  12. *tumbleweeds...* That's why the discussion drifted on to f.lux and iOS. There wasn't more to say without an official reply about the forum design. :lol: By the way, giving users access to directly submit bug reports is a disaster (look at large open source projects). They never fill them out right. They make 200x duplicates. They lump 15 issues into 1 bug report, etc. The reason is simple: The skills necessary to properly fill out a bug report are the same skills necessary to program a solution for the bug. It's better to let people talk about bugs on a forum and then developers can add them to an internal bug tracker if they're real, and simply tag the discussion threads with the internal bug IDs (which is often more than one per thread). It's so far working very well for Serif's Affinity division, a small company with only a few support staff. They could start adding volunteer/community moderators if things grow out of control. That works well for 1Password's forums, where several long-term members have been given moderator access to help out. But so far the community here is really mature and well behaved. :)
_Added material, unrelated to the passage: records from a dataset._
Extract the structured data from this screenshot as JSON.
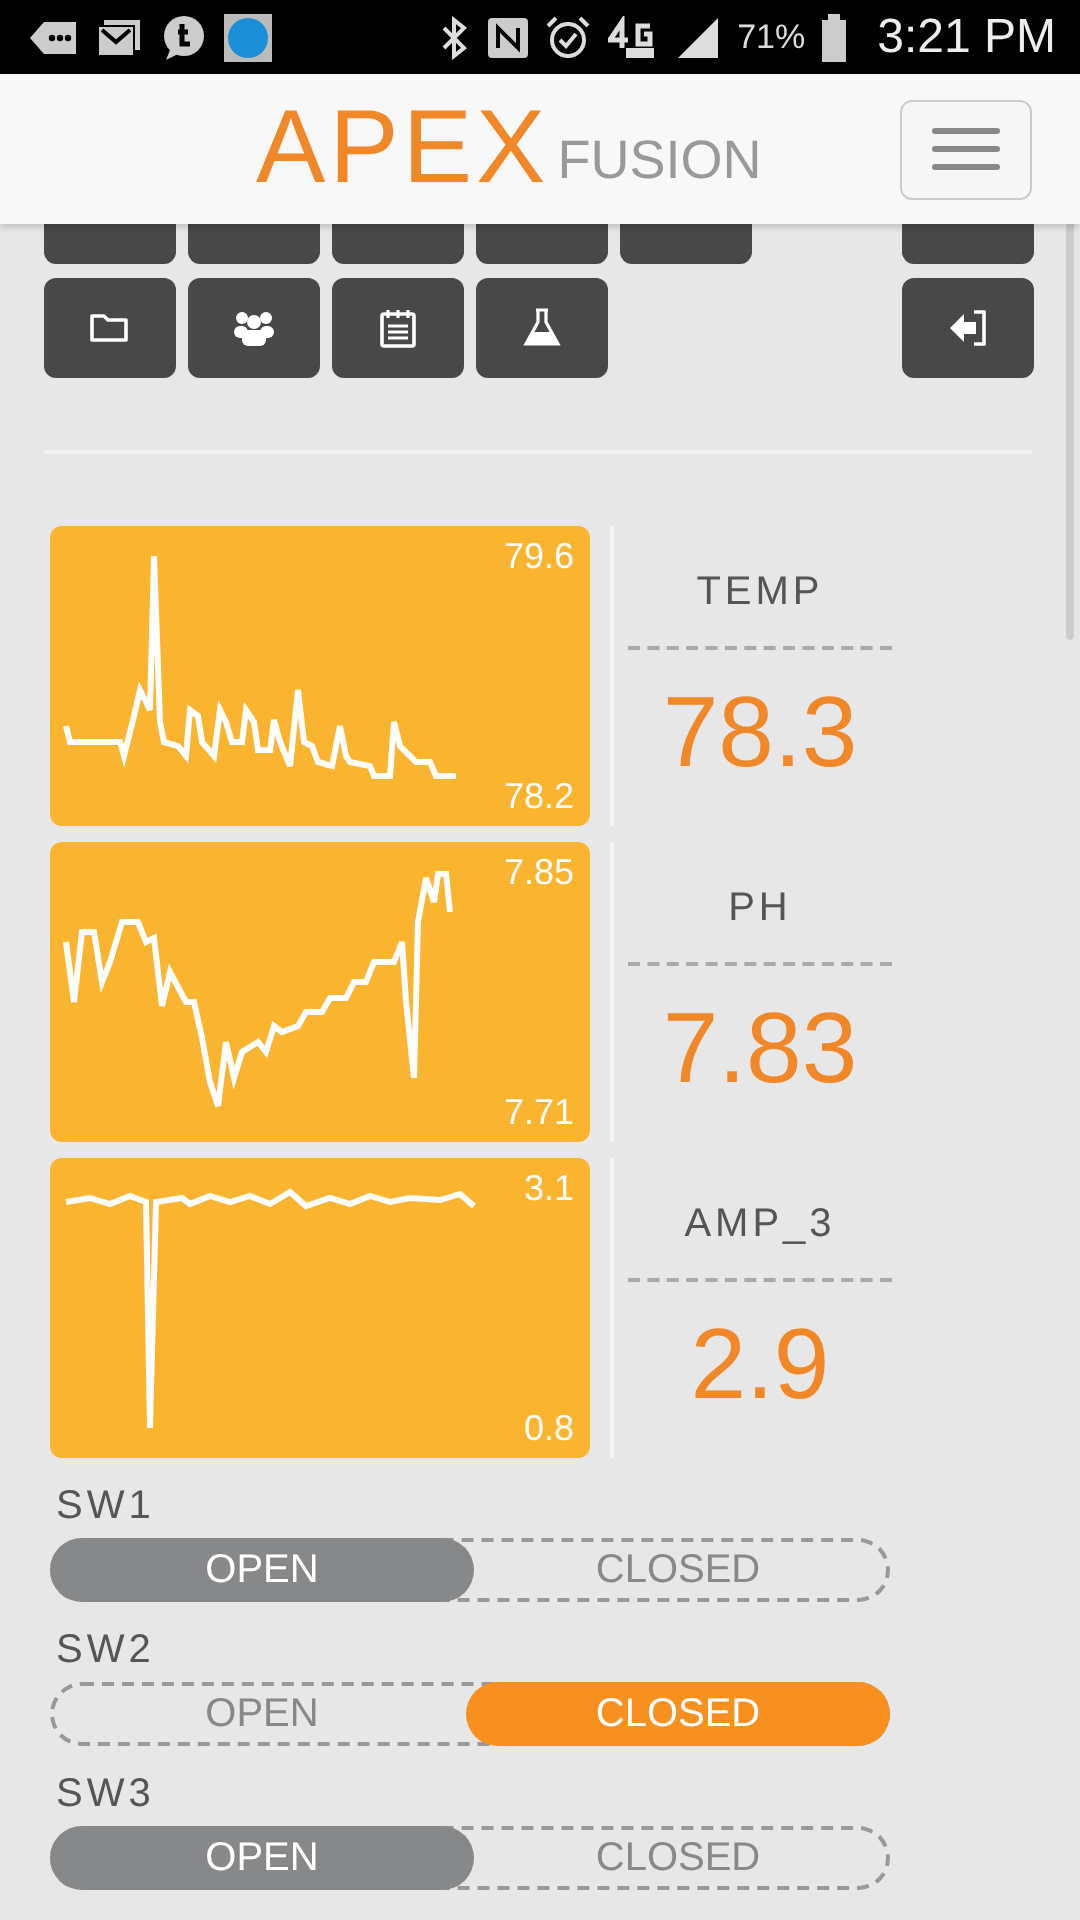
{
  "status_bar": {
    "battery": "71%",
    "time": "3:21 PM"
  },
  "header": {
    "logo_primary": "APEX",
    "logo_secondary": "FUSION"
  },
  "sensors": [
    {
      "name": "TEMP",
      "value": "78.3",
      "max": "79.6",
      "min": "78.2"
    },
    {
      "name": "PH",
      "value": "7.83",
      "max": "7.85",
      "min": "7.71"
    },
    {
      "name": "AMP_3",
      "value": "2.9",
      "max": "3.1",
      "min": "0.8"
    }
  ],
  "switches": [
    {
      "label": "SW1",
      "options": [
        {
          "label": "OPEN",
          "kind": "open",
          "selected": true
        },
        {
          "label": "CLOSED",
          "kind": "closed",
          "selected": false
        }
      ]
    },
    {
      "label": "SW2",
      "options": [
        {
          "label": "OPEN",
          "kind": "open",
          "selected": false
        },
        {
          "label": "CLOSED",
          "kind": "closed",
          "selected": true
        }
      ]
    },
    {
      "label": "SW3",
      "options": [
        {
          "label": "OPEN",
          "kind": "open",
          "selected": true
        },
        {
          "label": "CLOSED",
          "kind": "closed",
          "selected": false
        }
      ]
    }
  ]
}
  13. That's perfect. Great to see that we can set manual daylight times and the display temperature. I bet they will get the smooth, gradual cooling/warming curves at dusk and dawn "just right" too. I would not be surprised if it comes to OS X too. The f.lux developers haven't really got a product. In the words of Steve Jobs; "that's a feature, not a product". He said it about Dropbox trying to sell document syncing, which isn't unique, cannot be patented and most people wouldn't pay for it. F.lux is in the same spot. It's one of the best "feature, not an app" ever, and they deserve credit for being the first to do it. But they never took it beyond "screen dimming" to paid product. It could have been expanded into a product by integrating lifestyle management like reminding you to sleep, take computer breaks to do recommended stretches, and other things to help our health at the computer. I never knew why they didn't charge for it even on the Mac, but I love them for being gracious enough to give it out for free for all these years. I would have paid up to $200 for it. It's such an instant relief to see the screen soften at night, and I'll never uninstall f.lux unless Apple clones it. :P